#### [Data for this task]
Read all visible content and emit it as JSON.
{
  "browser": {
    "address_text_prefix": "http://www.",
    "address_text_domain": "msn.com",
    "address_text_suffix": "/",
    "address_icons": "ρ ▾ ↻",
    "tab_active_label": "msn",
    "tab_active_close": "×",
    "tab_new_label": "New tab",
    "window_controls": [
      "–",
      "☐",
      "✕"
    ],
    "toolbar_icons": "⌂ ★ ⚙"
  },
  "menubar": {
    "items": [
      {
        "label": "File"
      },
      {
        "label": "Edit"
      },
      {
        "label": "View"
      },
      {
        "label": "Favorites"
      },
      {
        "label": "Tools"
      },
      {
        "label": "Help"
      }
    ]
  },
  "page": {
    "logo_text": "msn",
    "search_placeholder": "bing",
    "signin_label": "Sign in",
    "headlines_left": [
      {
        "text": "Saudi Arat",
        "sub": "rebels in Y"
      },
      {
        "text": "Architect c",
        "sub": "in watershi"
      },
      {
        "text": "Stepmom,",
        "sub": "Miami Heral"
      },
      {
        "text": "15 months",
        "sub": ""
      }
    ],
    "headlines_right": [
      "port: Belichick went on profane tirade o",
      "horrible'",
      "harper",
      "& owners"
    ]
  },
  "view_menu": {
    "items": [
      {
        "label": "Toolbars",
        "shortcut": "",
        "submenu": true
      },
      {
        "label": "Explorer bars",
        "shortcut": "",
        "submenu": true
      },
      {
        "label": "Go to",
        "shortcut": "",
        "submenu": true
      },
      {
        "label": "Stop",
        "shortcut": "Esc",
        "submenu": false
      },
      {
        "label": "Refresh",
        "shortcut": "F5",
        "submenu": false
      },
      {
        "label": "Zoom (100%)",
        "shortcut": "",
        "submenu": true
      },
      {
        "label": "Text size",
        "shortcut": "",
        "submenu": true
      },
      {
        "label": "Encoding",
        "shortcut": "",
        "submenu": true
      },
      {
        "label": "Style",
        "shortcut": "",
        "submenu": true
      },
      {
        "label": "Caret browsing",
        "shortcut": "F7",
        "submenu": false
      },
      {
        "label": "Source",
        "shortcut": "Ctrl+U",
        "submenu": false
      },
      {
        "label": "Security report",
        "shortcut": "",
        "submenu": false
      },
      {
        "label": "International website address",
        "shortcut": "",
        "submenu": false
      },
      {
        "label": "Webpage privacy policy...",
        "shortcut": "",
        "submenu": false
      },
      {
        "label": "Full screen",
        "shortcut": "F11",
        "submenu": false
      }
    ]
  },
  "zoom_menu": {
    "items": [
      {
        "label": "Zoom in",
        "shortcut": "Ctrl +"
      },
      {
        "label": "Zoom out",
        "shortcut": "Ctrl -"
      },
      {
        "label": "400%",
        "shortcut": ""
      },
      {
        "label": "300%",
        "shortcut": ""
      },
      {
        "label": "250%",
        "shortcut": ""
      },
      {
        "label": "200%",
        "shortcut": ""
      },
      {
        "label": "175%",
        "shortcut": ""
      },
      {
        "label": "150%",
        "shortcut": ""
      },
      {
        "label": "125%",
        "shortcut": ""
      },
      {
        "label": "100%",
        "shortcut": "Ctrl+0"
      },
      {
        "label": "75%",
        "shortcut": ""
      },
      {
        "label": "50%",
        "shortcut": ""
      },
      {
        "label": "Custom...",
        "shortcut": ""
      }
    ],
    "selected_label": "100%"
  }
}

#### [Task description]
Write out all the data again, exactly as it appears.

#### [Your response]
Read all visible content and emit it as JSON.
{
  "browser": {
    "address_text_prefix": "http://www.",
    "address_text_domain": "msn.com",
    "address_text_suffix": "/",
    "address_icons": "ρ ▾ ↻",
    "tab_active_label": "msn",
    "tab_active_close": "×",
    "tab_new_label": "New tab",
    "window_controls": [
      "–",
      "☐",
      "✕"
    ],
    "toolbar_icons": "⌂ ★ ⚙"
  },
  "menubar": {
    "items": [
      {
        "label": "File"
      },
      {
        "label": "Edit"
      },
      {
        "label": "View"
      },
      {
        "label": "Favorites"
      },
      {
        "label": "Tools"
      },
      {
        "label": "Help"
      }
    ]
  },
  "page": {
    "logo_text": "msn",
    "search_placeholder": "bing",
    "signin_label": "Sign in",
    "headlines_left": [
      {
        "text": "Saudi Arat",
        "sub": "rebels in Y"
      },
      {
        "text": "Architect c",
        "sub": "in watershi"
      },
      {
        "text": "Stepmom,",
        "sub": "Miami Heral"
      },
      {
        "text": "15 months",
        "sub": ""
      }
    ],
    "headlines_right": [
      "port: Belichick went on profane tirade o",
      "horrible'",
      "harper",
      "& owners"
    ]
  },
  "view_menu": {
    "items": [
      {
        "label": "Toolbars",
        "shortcut": "",
        "submenu": true
      },
      {
        "label": "Explorer bars",
        "shortcut": "",
        "submenu": true
      },
      {
        "label": "Go to",
        "shortcut": "",
        "submenu": true
      },
      {
        "label": "Stop",
        "shortcut": "Esc",
        "submenu": false
      },
      {
        "label": "Refresh",
        "shortcut": "F5",
        "submenu": false
      },
      {
        "label": "Zoom (100%)",
        "shortcut": "",
        "submenu": true
      },
      {
        "label": "Text size",
        "shortcut": "",
        "submenu": true
      },
      {
        "label": "Encoding",
        "shortcut": "",
        "submenu": true
      },
      {
        "label": "Style",
        "shortcut": "",
        "submenu": true
      },
      {
        "label": "Caret browsing",
        "shortcut": "F7",
        "submenu": false
      },
      {
        "label": "Source",
        "shortcut": "Ctrl+U",
        "submenu": false
      },
      {
        "label": "Security report",
        "shortcut": "",
        "submenu": false
      },
      {
        "label": "International website address",
        "shortcut": "",
        "submenu": false
      },
      {
        "label": "Webpage privacy policy...",
        "shortcut": "",
        "submenu": false
      },
      {
        "label": "Full screen",
        "shortcut": "F11",
        "submenu": false
      }
    ]
  },
  "zoom_menu": {
    "items": [
      {
        "label": "Zoom in",
        "shortcut": "Ctrl +"
      },
      {
        "label": "Zoom out",
        "shortcut": "Ctrl -"
      },
      {
        "label": "400%",
        "shortcut": ""
      },
      {
        "label": "300%",
        "shortcut": ""
      },
      {
        "label": "250%",
        "shortcut": ""
      },
      {
        "label": "200%",
        "shortcut": ""
      },
      {
        "label": "175%",
        "shortcut": ""
      },
      {
        "label": "150%",
        "shortcut": ""
      },
      {
        "label": "125%",
        "shortcut": ""
      },
      {
        "label": "100%",
        "shortcut": "Ctrl+0"
      },
      {
        "label": "75%",
        "shortcut": ""
      },
      {
        "label": "50%",
        "shortcut": ""
      },
      {
        "label": "Custom...",
        "shortcut": ""
      }
    ],
    "selected_label": "100%"
  }
}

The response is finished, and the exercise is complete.